FRUIT OF THE MOUTH
Rabbi David Walk
Rabbi Bahye ben Asher ibn Halawa was one of the great Jewish scholars of
This week's Torah reading continues the discussion of the mysterious ailment called tzora'at, which began last week. Conventional wisdom translates this as leprosy, but we really don't what it was and many modern translations just transliterate the word. Rabbeinu Bahye follows the rabbinic tradition that tzora'at strikes as a result of sins of speech, most famously lashon hara or gossip. The verse he quotes is: From the fruit of a person's mouth one's stomach is satisfied, with the product of one's lips is one fully sated (Proverbs 18:20). The very next verse dramatically emphasizes the terrifying power of speech, 'Death and life are in the power of the tongue, and those who love to talk will reap the consequences.' The traditional approach to these verses is offered by the famous commentary Metzudot David (Rabbi David Altshuler, 17th century), 'If one speaks words of Torah life results, if one gossips then death follows.' But I think that a great approach is suggested by the Malbim (Rabbi Meir Leibish ben Yechiel Michel, 1809-1879), who suggests that the mouth hints at wisdom which is satisfactory for the individual, but doesn't necessarily go out to influence the world. That's why the fruit of one's mouth satisfies one's own innards (Hebrew: bitno or stomach in the translation). The produce of one's lips represents the knowledge which goes out to the world which inspires others and therefore the entire person is satisfied.
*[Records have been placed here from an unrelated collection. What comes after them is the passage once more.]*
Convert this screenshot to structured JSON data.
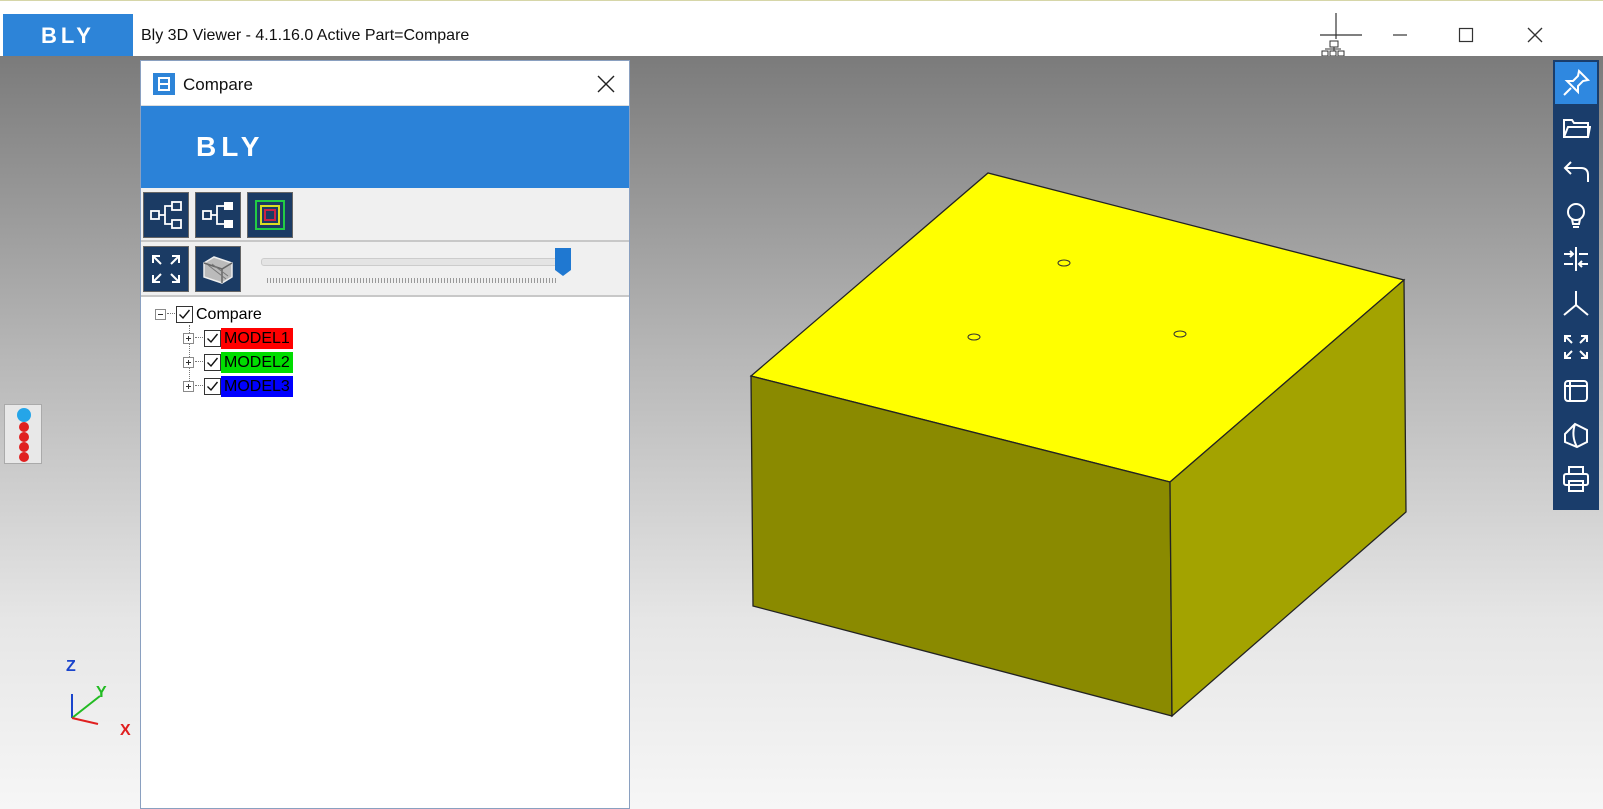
{
  "titlebar": {
    "brand": "BLY",
    "title": "Bly 3D Viewer - 4.1.16.0 Active Part=Compare"
  },
  "panel": {
    "title": "Compare",
    "banner": "BLY"
  },
  "tree": {
    "root": "Compare",
    "items": [
      {
        "label": "MODEL1",
        "color": "#ff0000"
      },
      {
        "label": "MODEL2",
        "color": "#00dd00"
      },
      {
        "label": "MODEL3",
        "color": "#0000ff"
      }
    ]
  },
  "slider": {
    "value": 1.0
  },
  "axes": {
    "z": "Z",
    "y": "Y",
    "x": "X"
  },
  "colors": {
    "accent": "#2d84d8",
    "toolbar": "#1a3d6b",
    "toolbar_active": "#2f88e0",
    "model_top": "#ffff00",
    "model_front": "#8a8a00",
    "model_side": "#a3a300"
  },
  "icons": {
    "right_toolbar": [
      "pin-icon",
      "open-folder-icon",
      "undo-icon",
      "bulb-icon",
      "compare-icon",
      "axis-icon",
      "fit-icon",
      "view-cube-icon",
      "shape-icon",
      "print-icon"
    ]
  }
}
Rabbeinu Yonah of Geronah (Rabbi Yonah ben Avraham, d. 1263), whose commentary was known to Rabbeinu Bahye, takes a different approach. He explains that the term pri or fruit can refer to reward or punishment. He therefore presents the first half of the verse as punishment which fills one's innards, and it doesn't imply satisfaction as much as filled with pain or suffering. The second half of the verse describes the contentment which results from positive speech.
Finally, we're ready for the comments of Rabbeinu Bahye, who apparently is building on the comment of Rabbeinu Yonah. He begins by informing us that King Solomon is teaching us the immense power of one's speech for both good and bad. When this capacity is used for negative purpose, the repercussions are just waiting to fill our world with pain and suffering. However, when we utilize this amazing faculty for good and the benefit of others 'God comes with reward and is accompanied by recompense (Isaiah 40:10).' The punishments are administered by God's agents, but the rewards are delivered personally by God. But what are these positive applications of our power of speech?
Rabbeinu Bahye specifies two areas at the outset of his comment, and they are words of Torah and rebuke. He declares that these uses of our power of speech bring merit and reward to our world. I get what he means by Torah words, but what does he mean by 'rebuke'? My first impression is that this means telling others off and censuring them. However a few lines later he explains that these words of rebuke are words of 'life, truth and peace'. He's not talking about scolding others, emphasizing the negativity. Instead he is propounding an agenda of positive, heartening words of support and encouragement. Rabbeinu Bahye proposes a plan for utilizing our speech to egg on those around us to greater achievement, especially in the area of bringing peace and harmony between feuding friends and neighbors. Reproach when delivered with love and support can accomplish wonders.
So many times when we read about this parsha and the terrible punishments for spreading gossip, rumors and slander, we hear the authorities propose limiting the words that we utter. I understand that approach, and I know that for some that advice can be very useful, even to the extent of observing a ta'anit dibur (a hiatus of speaking). But I find the proposal of Rabbeinu Bahye more attractive. When you have people like me who love to talk, it's refreshing to hear one of our Torah giants cheering us on into positive and fruitful directions with all that talk. The greatest filter to speech, I believe, should be taking that extra instant to think about what we want to say before uttering it. That split second can be the most valuable time we ever use.
In so many Jewish sources the power of speech is praised as the greatest asset with which God has endowed us. Why should we look for ways to limit this marvelous gift? It's important to find ways to utilize this ability to bestow blessing and good fortune upon our world. As King Solomon informs us the fruit of our mouths can be sweet and productive. Let's sow that effort and then harvest it for the benefit of all mankind.